Movements transcend their origins, of course, but the strong religious heritage of this particular tradition has arguably, in conjunction with other factors (such as certain political preoccupations), tended to push it in directions that are not entirely compatible with the view of science and knowledge which I am putting here.
Of course, even understanding the basic meaning of a word or sentence can be seen to involve interpretation. Whenever you hear sounds or see strings of letters not as mere noises or marks, but as meaningful elements in a symbolic system, you could be said to be interpreting them. This applies to historical inquiry as much as to any other context, though the challenges of interpreting even the basic meaning of old texts and inscriptions are often very great. Similar challenges apply in an archaeological context, when the meaning or significance (functional, religious, aesthetic, etc.) of an object is being assessed. There is a huge difference between interpretation in this basic sense – which in relation to historical inquiry involves simply trying to understand the evidence in its own terms (i.e. as it relates to the world of which it was a part) – and speculating about its wider significance. Trying to understand the evidence in its own terms and in the context of its time can be seen as a broadly scientific or rigorous scholarly process. Interpreting its broader significance – such as might be attempted in the context of religious or Marxist hermeneutics, say – represents a different kind of activity altogether.
Understanding the evidence which has come down to us from a particular time and place is a holistic process. You immerse yourself in the available material. Inevitably, this involves the creation of ad hoc narratives of one kind or another. I am not saying that these ways of thinking are wrong, but simply that we need to be aware of our natural tendency to generate narratives and of the danger, in the context of science and rigorous scholarship, of projecting stories we invent onto the world we are seeking to understand.
Many forms of inquiry into the past can be seen to participate in a broadly scientific quest for knowledge and understanding. Other forms of inquiry – especially the more freewheeling and rhetorical approaches to human history that are associated with politically-engaged or religiously- or metaphysically-driven grand narratives or other approaches that concern themselves in a central way with current problems and preoccupations – are not usefully seen as constituting an integral part of this quest.
Some logical positivists (Otto Neurath, for example) promoted the notion of the unity of science, but it was never satisfactorily formulated, especially in respect of the human and social sciences. The word ‘consilience’ has long been used to refer to a looser, more informal version of this general idea.
It seems to me very plausible to see various forms of rigorous inquiry – some historically oriented, some not, and each with its own evolving methodology – as contributing to the building of a shared knowledge base. On this view, the components of the knowledge base must be open to being tested in various ways and from various directions. Strong conclusions require a concordance of evidence from unrelated sources.
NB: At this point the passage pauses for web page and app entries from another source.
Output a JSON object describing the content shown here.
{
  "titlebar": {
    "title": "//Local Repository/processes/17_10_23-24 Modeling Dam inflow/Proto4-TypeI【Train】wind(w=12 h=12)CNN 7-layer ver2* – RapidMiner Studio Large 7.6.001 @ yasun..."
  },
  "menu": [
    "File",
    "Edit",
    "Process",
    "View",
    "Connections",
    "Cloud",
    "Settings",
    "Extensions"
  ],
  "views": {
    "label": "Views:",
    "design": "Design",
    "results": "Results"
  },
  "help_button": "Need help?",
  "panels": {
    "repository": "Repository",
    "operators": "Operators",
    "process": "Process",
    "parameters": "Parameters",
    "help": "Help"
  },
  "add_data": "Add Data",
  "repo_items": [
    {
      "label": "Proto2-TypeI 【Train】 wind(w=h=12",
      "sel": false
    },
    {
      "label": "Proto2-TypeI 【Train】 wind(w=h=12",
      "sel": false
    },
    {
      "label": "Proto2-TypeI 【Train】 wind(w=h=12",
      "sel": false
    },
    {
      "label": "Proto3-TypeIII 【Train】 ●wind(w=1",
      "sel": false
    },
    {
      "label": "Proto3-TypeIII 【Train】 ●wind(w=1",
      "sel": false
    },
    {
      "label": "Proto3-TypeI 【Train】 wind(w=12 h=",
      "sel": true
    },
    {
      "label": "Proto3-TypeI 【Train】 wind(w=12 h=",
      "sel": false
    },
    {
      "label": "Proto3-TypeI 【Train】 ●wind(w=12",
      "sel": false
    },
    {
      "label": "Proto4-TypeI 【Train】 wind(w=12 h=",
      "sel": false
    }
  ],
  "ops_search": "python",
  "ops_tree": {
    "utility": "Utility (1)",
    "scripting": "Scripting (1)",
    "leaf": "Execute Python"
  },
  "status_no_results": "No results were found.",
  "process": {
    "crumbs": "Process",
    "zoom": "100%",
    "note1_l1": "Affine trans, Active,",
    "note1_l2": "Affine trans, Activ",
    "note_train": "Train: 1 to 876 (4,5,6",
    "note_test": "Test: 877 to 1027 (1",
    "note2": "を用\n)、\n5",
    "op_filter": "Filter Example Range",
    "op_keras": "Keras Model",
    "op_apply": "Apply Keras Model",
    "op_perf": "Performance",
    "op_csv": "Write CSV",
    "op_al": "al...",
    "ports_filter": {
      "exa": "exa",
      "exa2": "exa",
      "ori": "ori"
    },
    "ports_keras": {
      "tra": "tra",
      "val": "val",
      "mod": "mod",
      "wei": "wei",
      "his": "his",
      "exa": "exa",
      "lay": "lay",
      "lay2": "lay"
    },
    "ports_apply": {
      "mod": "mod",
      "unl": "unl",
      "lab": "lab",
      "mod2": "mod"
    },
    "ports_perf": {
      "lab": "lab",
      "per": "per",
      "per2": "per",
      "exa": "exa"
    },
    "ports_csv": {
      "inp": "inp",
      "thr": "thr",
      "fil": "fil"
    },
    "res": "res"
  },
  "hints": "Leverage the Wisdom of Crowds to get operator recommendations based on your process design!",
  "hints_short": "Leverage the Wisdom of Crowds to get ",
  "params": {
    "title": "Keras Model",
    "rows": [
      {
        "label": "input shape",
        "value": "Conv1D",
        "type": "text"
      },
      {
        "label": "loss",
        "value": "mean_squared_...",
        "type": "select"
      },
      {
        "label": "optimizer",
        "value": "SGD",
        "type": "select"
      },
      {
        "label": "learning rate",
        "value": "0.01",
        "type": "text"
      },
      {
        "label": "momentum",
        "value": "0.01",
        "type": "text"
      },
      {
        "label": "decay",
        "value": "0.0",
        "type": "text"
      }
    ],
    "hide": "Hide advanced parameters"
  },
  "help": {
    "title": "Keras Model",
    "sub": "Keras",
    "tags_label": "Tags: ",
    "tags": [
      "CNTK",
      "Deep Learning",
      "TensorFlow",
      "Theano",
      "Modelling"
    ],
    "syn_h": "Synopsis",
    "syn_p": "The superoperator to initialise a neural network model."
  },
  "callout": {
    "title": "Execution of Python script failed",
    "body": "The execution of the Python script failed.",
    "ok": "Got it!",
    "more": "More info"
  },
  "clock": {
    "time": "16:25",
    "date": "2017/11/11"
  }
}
This understanding of consilience is, I think, quite in line with traditional usage and with the views of the 19th-century polymath William Whewell who coined the term. E.O. Wilson is also known for promoting the concept but he goes well beyond Whewell’s more modest claims.